UB students react to elimination of the “drunk bus”
Students share concern over recent changes to Stampede schedule
UB Council Representative Mike Brown feels the recent changes to the weekend bus schedule “completely blindsided” the student body.
On Aug. 9, university officials released an updated UB Stampede bus schedule that eliminates service from North Campus residence halls to South Campus after 9 p.m. Fridays and Saturdays. The last bus from South Campus to North Campus residence halls will be at 2:00 a.m.
UB Transportation Director Chris Austin believes this change will “significantly reduce” the number of students using the Stampede to go to “disruptive” parties on South Campus.
Brown, a junior computer science and political science major, thinks partying and underage drinking in the University Heights should be addressed. However, he does not feel eliminating a safe, reliable mode of transportation is the right approach.
“It is a perfectly legitimate concern residents have for wanting to improving the quality of life [in University Heights], but taking away a safe transportation options for students is completely the wrong approach,” Brown said.
Brown is especially concerned about freshmen who are on their own for the first time being stranded in the area around South Campus.
“Last year we had multiple armed robberies, a student was stabbed ... it is completely ridiculous to take away a safe ride home [from South Campus],” Brown said.
Brown believes increasing police presence and enforcing harsher consequences for disruptive students would be better solutions to the disruptive partying in the area.
Delaney Dupuy, a junior exercise science major, feels it is “unrealistic” to think reducing the bus schedule will stop students from partying.
“[Partying] is going to happen regardless, so you’re just making it more challenging for students to be safe,” she said.
Students who live on South Campus are also concerned about being able to get home safely from the 24-hour Silverman Library on North Campus during weekend nights. While the Yellow Line will continue to operate every half an hour all night on both Fridays and Saturdays, students are concerned that these buses will be overflowing with drunk partiers.
Mackenzie Depetrillo, a senior health and human services major, is afraid that students who want to party will move to the Flint Loop and still use the bus to access parties on south.

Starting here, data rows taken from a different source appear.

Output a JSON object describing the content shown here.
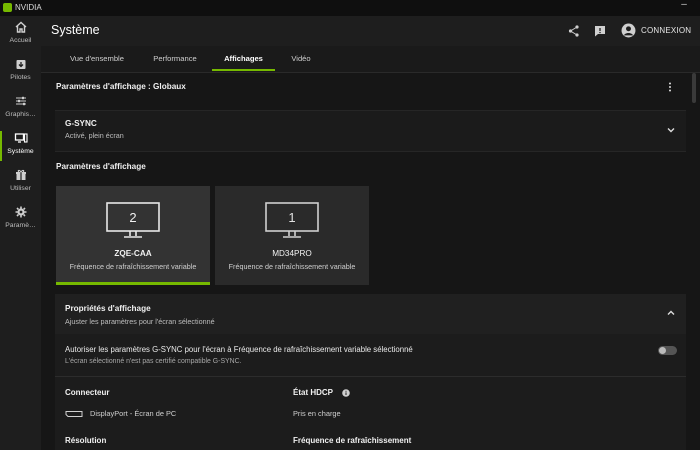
{
  "app": {
    "title": "NVIDIA",
    "minimize_glyph": "–"
  },
  "sidebar": {
    "items": [
      {
        "label": "Accueil",
        "icon": "home-icon"
      },
      {
        "label": "Pilotes",
        "icon": "driver-icon"
      },
      {
        "label": "Graphis…",
        "icon": "sliders-icon"
      },
      {
        "label": "Système",
        "icon": "monitor-icon",
        "active": true
      },
      {
        "label": "Utiliser",
        "icon": "gift-icon"
      },
      {
        "label": "Paramè…",
        "icon": "gear-icon"
      }
    ]
  },
  "header": {
    "title": "Système",
    "share_icon": "share-icon",
    "feedback_icon": "feedback-icon",
    "account_icon": "avatar-icon",
    "connexion": "CONNEXION"
  },
  "tabs": [
    {
      "label": "Vue d'ensemble"
    },
    {
      "label": "Performance"
    },
    {
      "label": "Affichages",
      "active": true
    },
    {
      "label": "Vidéo"
    }
  ],
  "display_settings": {
    "title": "Paramètres d'affichage : Globaux",
    "gsync": {
      "title": "G-SYNC",
      "status": "Activé, plein écran"
    },
    "section_title": "Paramètres d'affichage",
    "monitors": [
      {
        "number": "2",
        "name": "ZQE-CAA",
        "desc": "Fréquence de rafraîchissement variable",
        "selected": true
      },
      {
        "number": "1",
        "name": "MD34PRO",
        "desc": "Fréquence de rafraîchissement variable",
        "selected": false
      }
    ],
    "properties": {
      "title": "Propriétés d'affichage",
      "subtitle": "Ajuster les paramètres pour l'écran sélectionné",
      "gsync_setting_title": "Autoriser les paramètres G-SYNC pour l'écran à Fréquence de rafraîchissement variable sélectionné",
      "gsync_setting_sub": "L'écran sélectionné n'est pas certifié compatible G-SYNC.",
      "gsync_toggle_on": false,
      "connector_label": "Connecteur",
      "connector_value": "DisplayPort - Écran de PC",
      "hdcp_label": "État HDCP",
      "hdcp_value": "Pris en charge",
      "resolution_label": "Résolution",
      "refresh_label": "Fréquence de rafraîchissement"
    }
  },
  "colors": {
    "accent": "#76b900",
    "background": "#161616",
    "panel": "#1e1e1e"
  }
}
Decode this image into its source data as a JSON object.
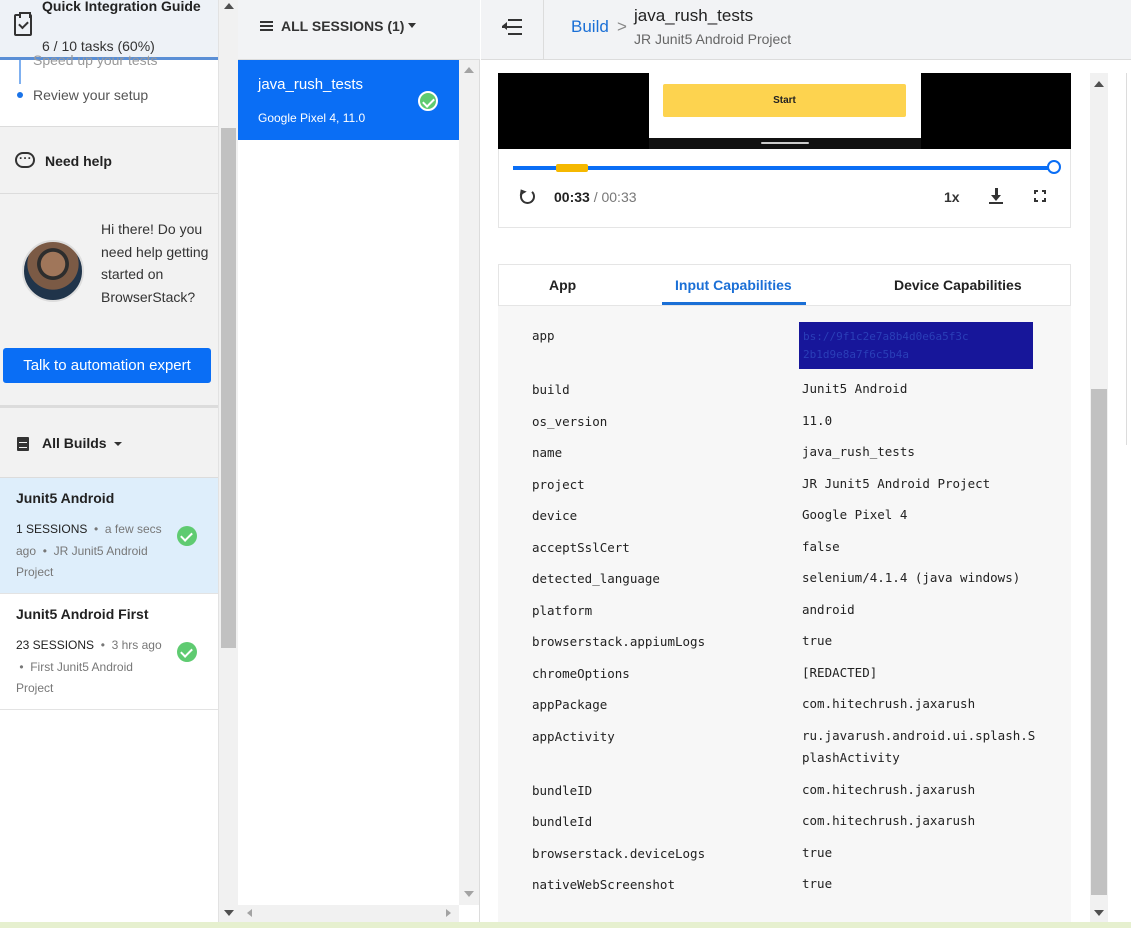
{
  "sidebar": {
    "guide": {
      "title": "Quick Integration Guide",
      "progress": "6 / 10 tasks (60%)",
      "prev_step": "Speed up your tests",
      "current_step": "Review your setup"
    },
    "help": {
      "heading": "Need help",
      "message": "Hi there! Do you need help getting started on BrowserStack?",
      "button": "Talk to automation expert"
    },
    "builds": {
      "heading": "All Builds",
      "items": [
        {
          "name": "Junit5 Android",
          "count": "1 SESSIONS",
          "meta": "a few secs ago",
          "project": "JR Junit5 Android Project"
        },
        {
          "name": "Junit5 Android First",
          "count": "23 SESSIONS",
          "meta": "3 hrs ago",
          "project": "First Junit5 Android Project"
        }
      ]
    }
  },
  "sessions": {
    "header": "ALL SESSIONS (1)",
    "items": [
      {
        "name": "java_rush_tests",
        "device": "Google Pixel 4, 11.0"
      }
    ]
  },
  "topbar": {
    "crumb_build": "Build",
    "crumb_sep": ">",
    "title": "java_rush_tests",
    "subtitle": "JR Junit5 Android Project"
  },
  "video": {
    "button_label": "Start",
    "current_time": "00:33",
    "total_time": "/ 00:33",
    "speed": "1x",
    "progress_fraction": 1.0
  },
  "tabs": {
    "app": "App",
    "input": "Input Capabilities",
    "device": "Device Capabilities",
    "active": "Input Capabilities"
  },
  "capabilities": [
    {
      "key": "app",
      "value": ""
    },
    {
      "key": "build",
      "value": "Junit5 Android"
    },
    {
      "key": "os_version",
      "value": "11.0"
    },
    {
      "key": "name",
      "value": "java_rush_tests"
    },
    {
      "key": "project",
      "value": "JR Junit5 Android Project"
    },
    {
      "key": "device",
      "value": "Google Pixel 4"
    },
    {
      "key": "acceptSslCert",
      "value": "false"
    },
    {
      "key": "detected_language",
      "value": "selenium/4.1.4 (java windows)"
    },
    {
      "key": "platform",
      "value": "android"
    },
    {
      "key": "browserstack.appiumLogs",
      "value": "true"
    },
    {
      "key": "chromeOptions",
      "value": "[REDACTED]"
    },
    {
      "key": "appPackage",
      "value": "com.hitechrush.jaxarush"
    },
    {
      "key": "appActivity",
      "value": "ru.javarush.android.ui.splash.SplashActivity"
    },
    {
      "key": "bundleID",
      "value": "com.hitechrush.jaxarush"
    },
    {
      "key": "bundleId",
      "value": "com.hitechrush.jaxarush"
    },
    {
      "key": "browserstack.deviceLogs",
      "value": "true"
    },
    {
      "key": "nativeWebScreenshot",
      "value": "true"
    }
  ],
  "colors": {
    "accent": "#0a6ef5",
    "link": "#1a6fd6",
    "success": "#5fcb71",
    "highlight": "#fdd34f",
    "redaction": "#17169a"
  }
}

“The point of that [bus] is to reserve it for people who go to the library but do you think it’s hard for people to walk from Ellicott to Flint? It’s going to be full and people who are coming home from the library aren’t going to be able to get on,” Depetrillo said.
Depetrillo’s roommate, sophomore health and human services major Allie Ambrosio, is also concerned about the bus changes interfering with her study schedule.
“I shouldn’t have to be stressed about needing to do homework on the weekend because I can’t get home,” Ambrosio said.
SA President Leslie Veloz is “disappointed” with the university’s decision and feels it will put an unfair financial burden on students who already pay a $232.50 transportation fee per semester to have reliable transportation.
Brown feels the decision discriminates against low-income students, particularly because many low-income students choose to live in the University Heights area due to the many affordable housing options in the area.
“Yes, students could take an Uber or Lyft, but that’s beside the point because they already pay a transportation fee,” Brown said.
Junior biomedical engineering major Olive Smith thinks the bus schedule change is “very inconsiderate.”
“We already pay for [transportation], so what are you doing with the rest of our money if you’re cutting back the schedule?” Smith said.
Veloz feels the decrease in weekend busing will have a “detrimental” effect on the student body.
“The stampede is what allows for students to engage with their peers and unites all University at Buffalo campuses,” Veloz said. “By limiting the amount of busses that circulate on weekends, during the night, it not only puts our students at risk but further divides our student body and university.”
Maddy Fowler is the assistant features editor and can be reached at firstname.lastname@example.org